Exercise objective:
Collect each line of the entries that holds the string "swatch".

↓↓↓

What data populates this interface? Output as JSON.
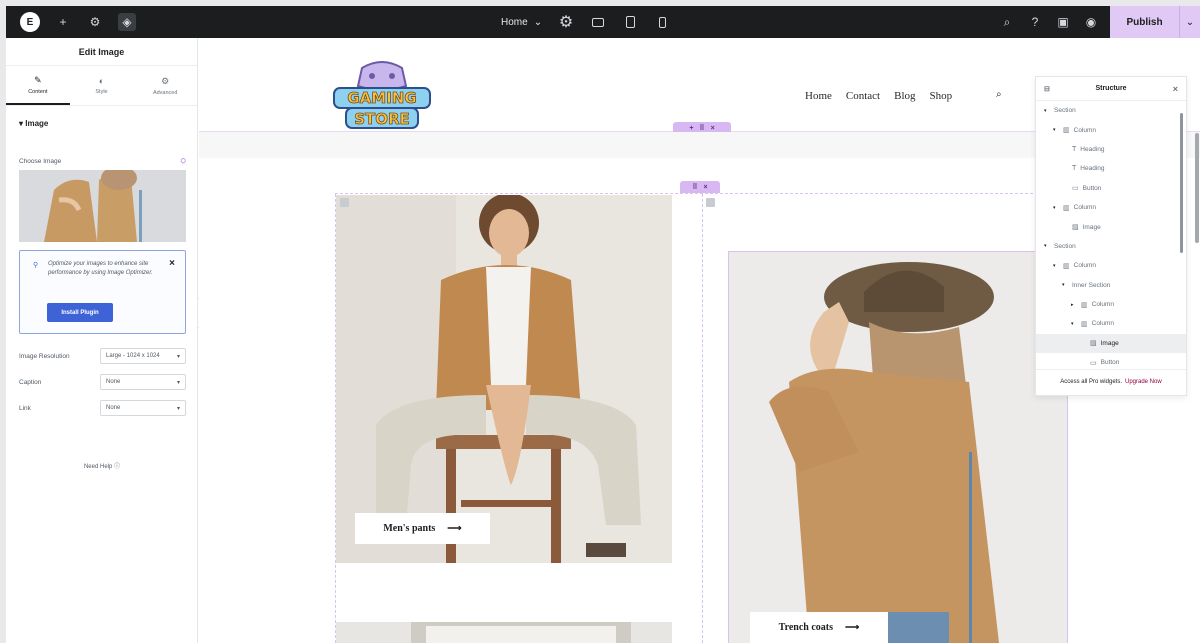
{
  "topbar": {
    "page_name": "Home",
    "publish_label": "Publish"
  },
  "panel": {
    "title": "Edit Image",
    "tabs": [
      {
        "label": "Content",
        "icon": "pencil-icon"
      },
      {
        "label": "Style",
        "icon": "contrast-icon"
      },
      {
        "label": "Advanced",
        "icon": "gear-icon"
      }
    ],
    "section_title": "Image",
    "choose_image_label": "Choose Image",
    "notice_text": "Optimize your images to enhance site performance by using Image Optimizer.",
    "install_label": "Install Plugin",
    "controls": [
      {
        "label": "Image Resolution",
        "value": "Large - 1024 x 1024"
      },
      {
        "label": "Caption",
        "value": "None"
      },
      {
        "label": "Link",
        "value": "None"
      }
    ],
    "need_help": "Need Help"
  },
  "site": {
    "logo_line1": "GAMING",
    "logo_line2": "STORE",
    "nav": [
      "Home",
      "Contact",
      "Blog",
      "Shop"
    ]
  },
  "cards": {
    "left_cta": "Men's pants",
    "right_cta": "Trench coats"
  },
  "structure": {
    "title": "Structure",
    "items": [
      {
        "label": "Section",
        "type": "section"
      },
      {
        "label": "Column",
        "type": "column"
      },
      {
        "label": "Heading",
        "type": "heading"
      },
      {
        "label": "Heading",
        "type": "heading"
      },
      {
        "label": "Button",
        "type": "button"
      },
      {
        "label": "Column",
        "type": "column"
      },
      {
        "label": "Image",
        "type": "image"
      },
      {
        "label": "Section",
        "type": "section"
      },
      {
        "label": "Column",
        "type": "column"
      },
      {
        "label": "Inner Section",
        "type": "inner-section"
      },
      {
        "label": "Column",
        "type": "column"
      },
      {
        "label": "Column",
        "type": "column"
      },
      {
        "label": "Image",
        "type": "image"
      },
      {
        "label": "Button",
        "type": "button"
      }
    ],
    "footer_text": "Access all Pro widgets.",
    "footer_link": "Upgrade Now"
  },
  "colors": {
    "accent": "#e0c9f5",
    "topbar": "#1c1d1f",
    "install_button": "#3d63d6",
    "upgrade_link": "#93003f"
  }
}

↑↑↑
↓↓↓

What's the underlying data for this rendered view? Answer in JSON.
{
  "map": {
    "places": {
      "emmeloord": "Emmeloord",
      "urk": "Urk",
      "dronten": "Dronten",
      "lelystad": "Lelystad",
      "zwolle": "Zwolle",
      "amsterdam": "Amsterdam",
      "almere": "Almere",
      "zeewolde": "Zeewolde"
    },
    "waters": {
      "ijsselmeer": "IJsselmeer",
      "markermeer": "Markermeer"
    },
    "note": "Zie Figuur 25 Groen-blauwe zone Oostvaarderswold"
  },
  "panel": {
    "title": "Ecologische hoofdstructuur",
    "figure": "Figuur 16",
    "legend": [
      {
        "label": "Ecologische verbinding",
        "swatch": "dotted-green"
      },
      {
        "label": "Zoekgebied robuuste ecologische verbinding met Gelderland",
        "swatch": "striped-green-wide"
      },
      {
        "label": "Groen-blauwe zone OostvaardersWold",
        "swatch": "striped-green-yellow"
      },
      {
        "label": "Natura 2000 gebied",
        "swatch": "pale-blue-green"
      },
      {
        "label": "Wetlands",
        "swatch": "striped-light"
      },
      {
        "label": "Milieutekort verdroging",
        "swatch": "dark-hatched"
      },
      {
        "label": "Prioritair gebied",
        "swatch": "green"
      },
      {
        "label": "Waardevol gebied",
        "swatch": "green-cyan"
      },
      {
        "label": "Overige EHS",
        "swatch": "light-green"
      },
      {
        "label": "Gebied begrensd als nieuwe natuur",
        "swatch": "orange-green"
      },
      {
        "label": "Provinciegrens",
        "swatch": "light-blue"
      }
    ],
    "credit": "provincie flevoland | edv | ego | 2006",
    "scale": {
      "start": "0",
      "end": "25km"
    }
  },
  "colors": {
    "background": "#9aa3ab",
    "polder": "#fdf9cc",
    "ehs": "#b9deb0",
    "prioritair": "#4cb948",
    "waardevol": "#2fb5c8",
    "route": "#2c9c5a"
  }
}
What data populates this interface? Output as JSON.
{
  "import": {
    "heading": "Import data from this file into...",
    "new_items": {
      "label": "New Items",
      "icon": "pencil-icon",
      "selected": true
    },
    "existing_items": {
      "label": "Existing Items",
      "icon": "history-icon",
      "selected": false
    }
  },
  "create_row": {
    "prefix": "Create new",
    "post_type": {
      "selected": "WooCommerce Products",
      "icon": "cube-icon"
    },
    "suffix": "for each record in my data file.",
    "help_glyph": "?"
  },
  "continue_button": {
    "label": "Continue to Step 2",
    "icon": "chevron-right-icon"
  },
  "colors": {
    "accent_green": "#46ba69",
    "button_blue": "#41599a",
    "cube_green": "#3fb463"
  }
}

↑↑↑

Task answer:
        "swatch": "dotted-green"
        "swatch": "striped-green-wide"
        "swatch": "striped-green-yellow"
        "swatch": "pale-blue-green"
        "swatch": "striped-light"
        "swatch": "dark-hatched"
        "swatch": "green"
        "swatch": "green-cyan"
        "swatch": "light-green"
        "swatch": "orange-green"
        "swatch": "light-blue"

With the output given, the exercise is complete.